■ Your task: Skipping any pictures, give all of the records below again exactly.
+++
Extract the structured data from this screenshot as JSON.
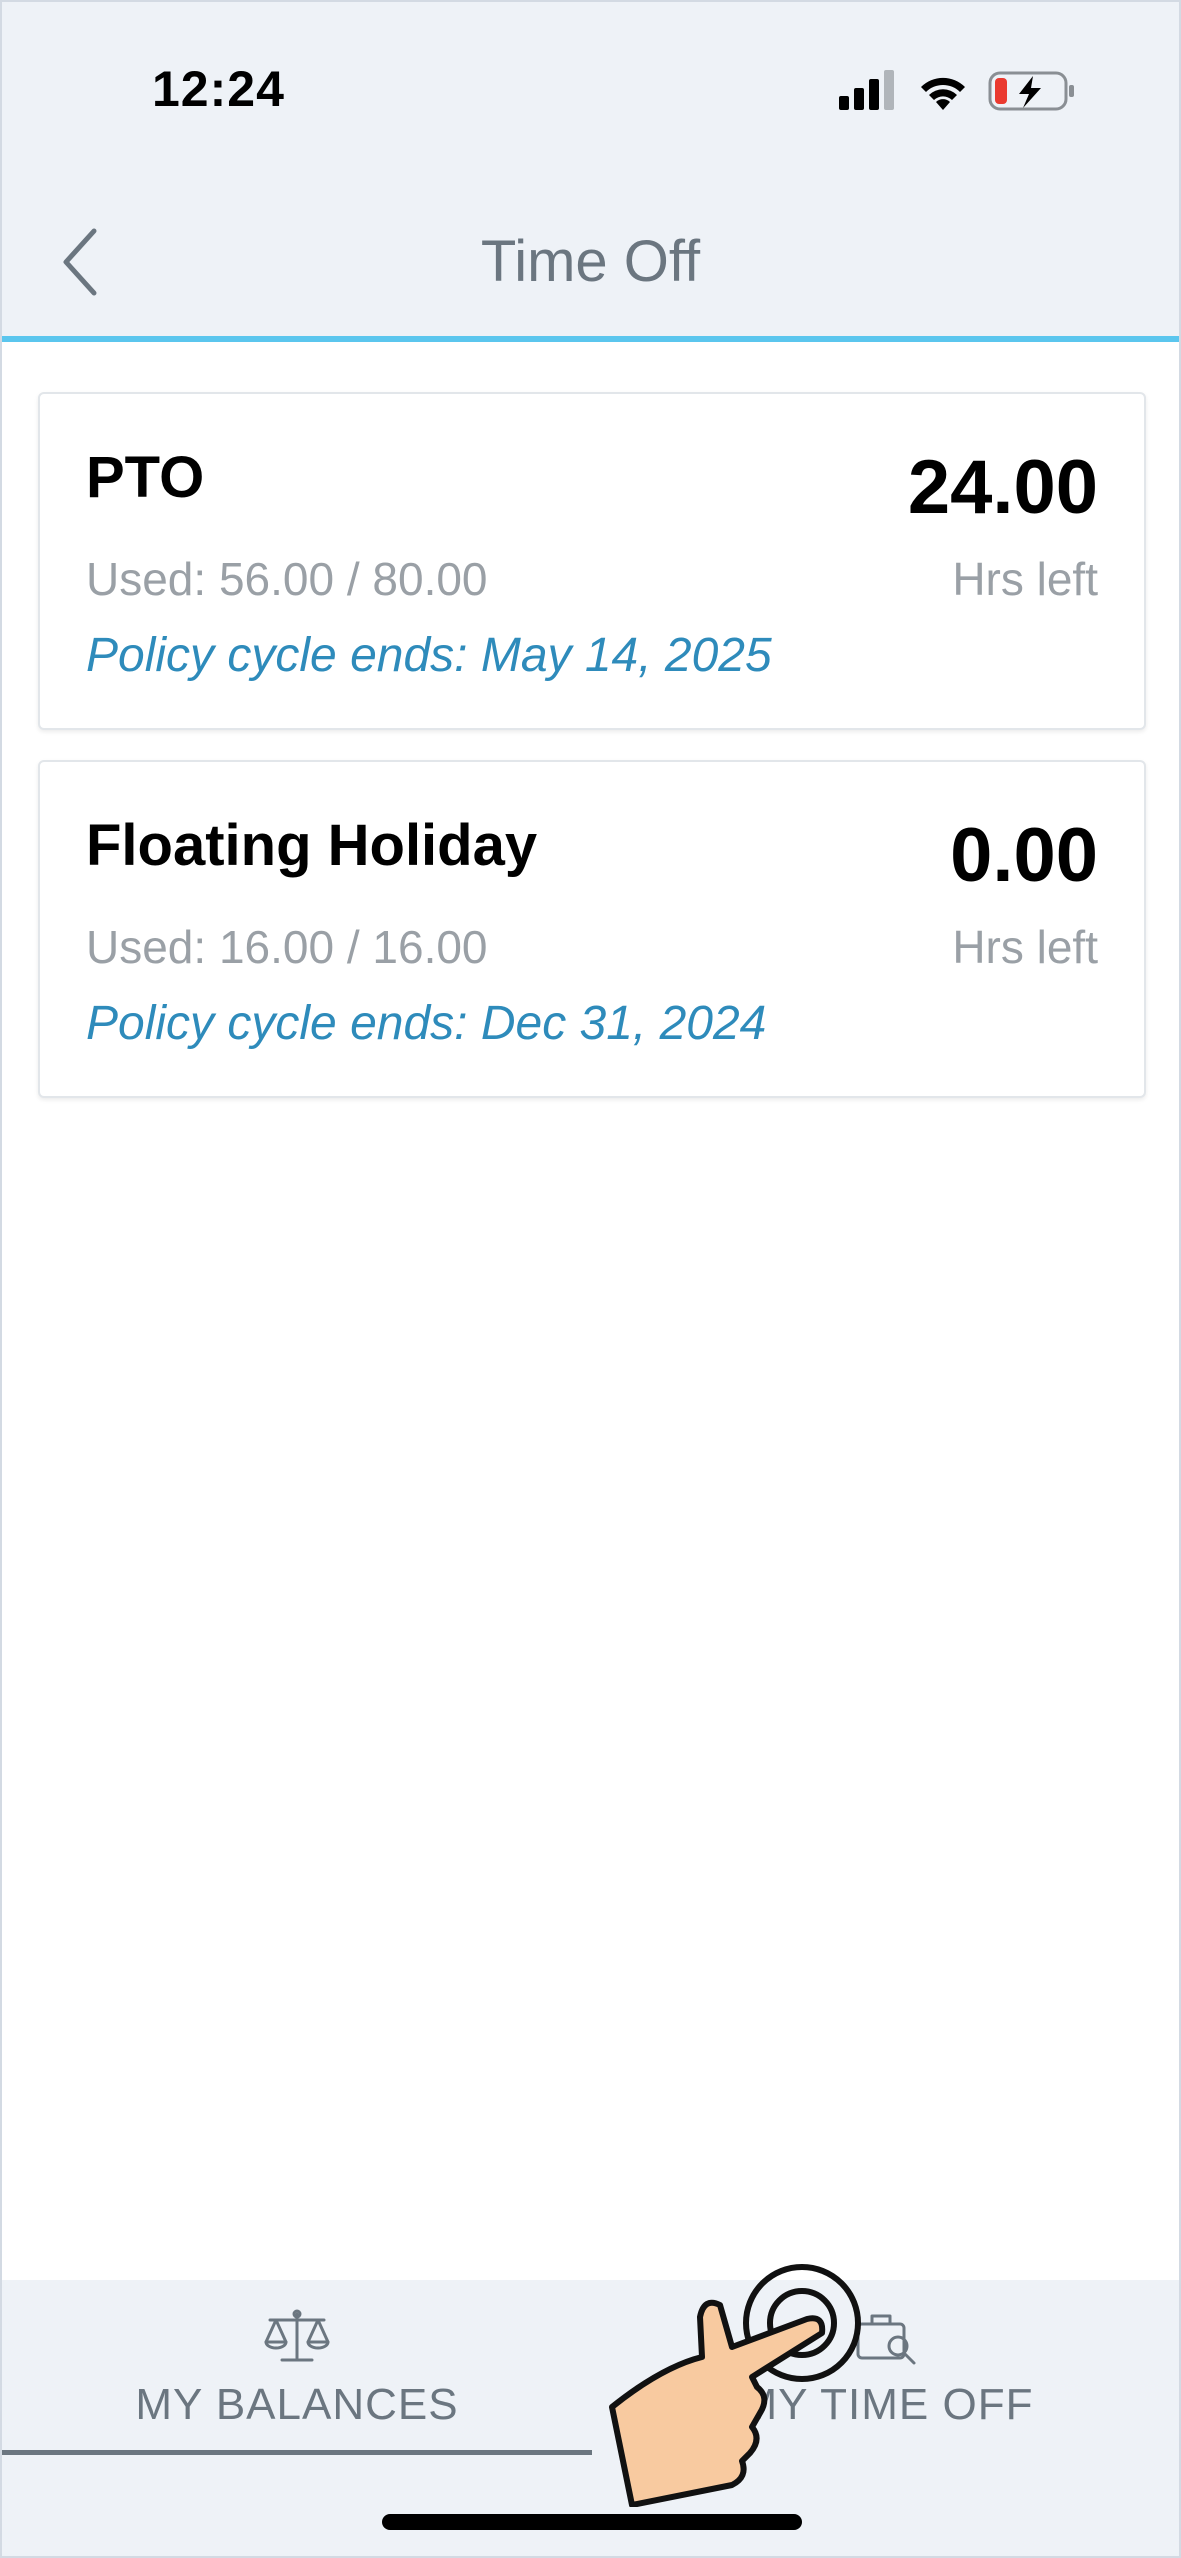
{
  "status_bar": {
    "time": "12:24",
    "icons": [
      "cellular-signal-icon",
      "wifi-icon",
      "battery-charging-icon"
    ]
  },
  "header": {
    "title": "Time Off",
    "back_icon": "chevron-left-icon"
  },
  "balances": [
    {
      "name": "PTO",
      "used": "Used: 56.00  / 80.00",
      "policy": "Policy cycle ends: May 14, 2025",
      "hours": "24.00",
      "hours_unit": "Hrs left"
    },
    {
      "name": "Floating Holiday",
      "used": "Used: 16.00  / 16.00",
      "policy": "Policy cycle ends: Dec 31, 2024",
      "hours": "0.00",
      "hours_unit": "Hrs left"
    }
  ],
  "tabs": [
    {
      "label": "MY BALANCES",
      "icon": "scale-icon",
      "active": true
    },
    {
      "label": "MY TIME OFF",
      "icon": "briefcase-search-icon",
      "active": false
    }
  ],
  "colors": {
    "header_bg": "#eef2f7",
    "accent_line": "#5bc6ee",
    "policy_text": "#2e8bbb",
    "muted_text": "#9aa0a6",
    "title_text": "#6b7680"
  }
}
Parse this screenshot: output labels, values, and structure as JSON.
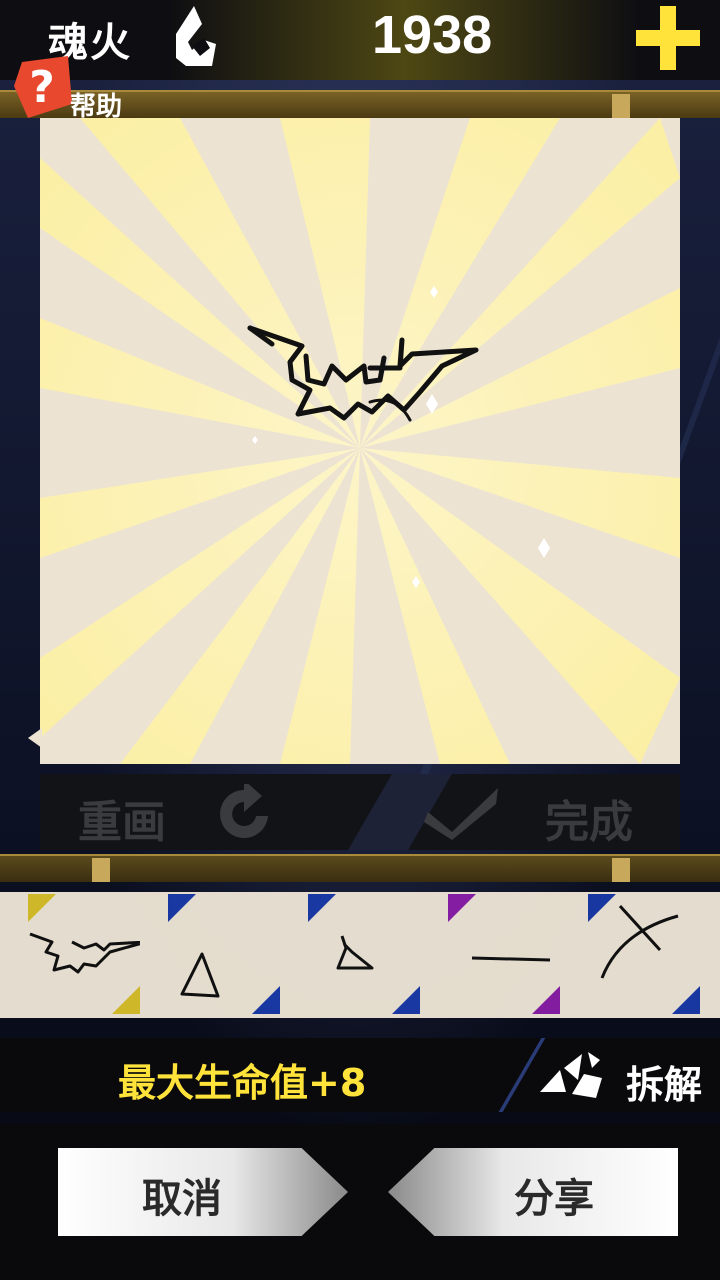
{
  "header": {
    "currency_label": "魂火",
    "currency_value": "1938",
    "soul_icon": "soul-flame-icon",
    "add_icon": "plus-icon"
  },
  "help": {
    "icon": "question-mark-icon",
    "label": "帮助"
  },
  "draw_controls": {
    "redo_label": "重画",
    "redo_icon": "redo-arrow-icon",
    "done_icon": "checkmark-icon",
    "done_label": "完成"
  },
  "sketch_tray": {
    "slots": [
      {
        "name": "bat",
        "corner_color": "#d9c22a"
      },
      {
        "name": "triangle",
        "corner_color": "#1a3aa8"
      },
      {
        "name": "small-triangle",
        "corner_color": "#1a3aa8"
      },
      {
        "name": "line",
        "corner_color": "#8a1ea8"
      },
      {
        "name": "x-mark",
        "corner_color": "#1a3aa8"
      }
    ]
  },
  "result": {
    "stat_text": "最大生命值+8",
    "dismantle_icon": "shatter-icon",
    "dismantle_label": "拆解"
  },
  "actions": {
    "cancel_label": "取消",
    "share_label": "分享"
  },
  "colors": {
    "accent_yellow": "#ffe23a",
    "canvas": "#ece3d2",
    "tray_blue": "#1a3aa8",
    "tray_purple": "#8a1ea8",
    "tray_gold": "#d9c22a"
  }
}
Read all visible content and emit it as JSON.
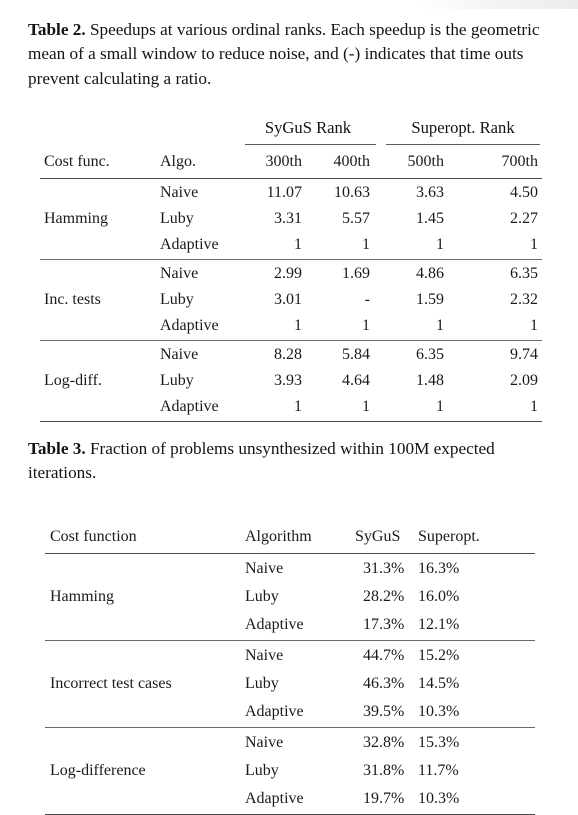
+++
■ Solution for this task:
Extract the structured data from this screenshot as JSON.
{
  "status_bar": {
    "time": "12:24",
    "icons": [
      "cellular-signal-icon",
      "wifi-icon",
      "battery-charging-icon"
    ]
  },
  "header": {
    "title": "Time Off",
    "back_icon": "chevron-left-icon"
  },
  "balances": [
    {
      "name": "PTO",
      "used": "Used: 56.00  / 80.00",
      "policy": "Policy cycle ends: May 14, 2025",
      "hours": "24.00",
      "hours_unit": "Hrs left"
    },
    {
      "name": "Floating Holiday",
      "used": "Used: 16.00  / 16.00",
      "policy": "Policy cycle ends: Dec 31, 2024",
      "hours": "0.00",
      "hours_unit": "Hrs left"
    }
  ],
  "tabs": [
    {
      "label": "MY BALANCES",
      "icon": "scale-icon",
      "active": true
    },
    {
      "label": "MY TIME OFF",
      "icon": "briefcase-search-icon",
      "active": false
    }
  ],
  "colors": {
    "header_bg": "#eef2f7",
    "accent_line": "#5bc6ee",
    "policy_text": "#2e8bbb",
    "muted_text": "#9aa0a6",
    "title_text": "#6b7680"
  }
}
Parse this screenshot: output labels, values, and structure as JSON.
{
  "header": {
    "currency_label": "魂火",
    "currency_value": "1938",
    "soul_icon": "soul-flame-icon",
    "add_icon": "plus-icon"
  },
  "help": {
    "icon": "question-mark-icon",
    "label": "帮助"
  },
  "draw_controls": {
    "redo_label": "重画",
    "redo_icon": "redo-arrow-icon",
    "done_icon": "checkmark-icon",
    "done_label": "完成"
  },
  "sketch_tray": {
    "slots": [
      {
        "name": "bat",
        "corner_color": "#d9c22a"
      },
      {
        "name": "triangle",
        "corner_color": "#1a3aa8"
      },
      {
        "name": "small-triangle",
        "corner_color": "#1a3aa8"
      },
      {
        "name": "line",
        "corner_color": "#8a1ea8"
      },
      {
        "name": "x-mark",
        "corner_color": "#1a3aa8"
      }
    ]
  },
  "result": {
    "stat_text": "最大生命值+8",
    "dismantle_icon": "shatter-icon",
    "dismantle_label": "拆解"
  },
  "actions": {
    "cancel_label": "取消",
    "share_label": "分享"
  },
  "colors": {
    "accent_yellow": "#ffe23a",
    "canvas": "#ece3d2",
    "tray_blue": "#1a3aa8",
    "tray_purple": "#8a1ea8",
    "tray_gold": "#d9c22a"
  }
}
Read all visible content and emit it as JSON.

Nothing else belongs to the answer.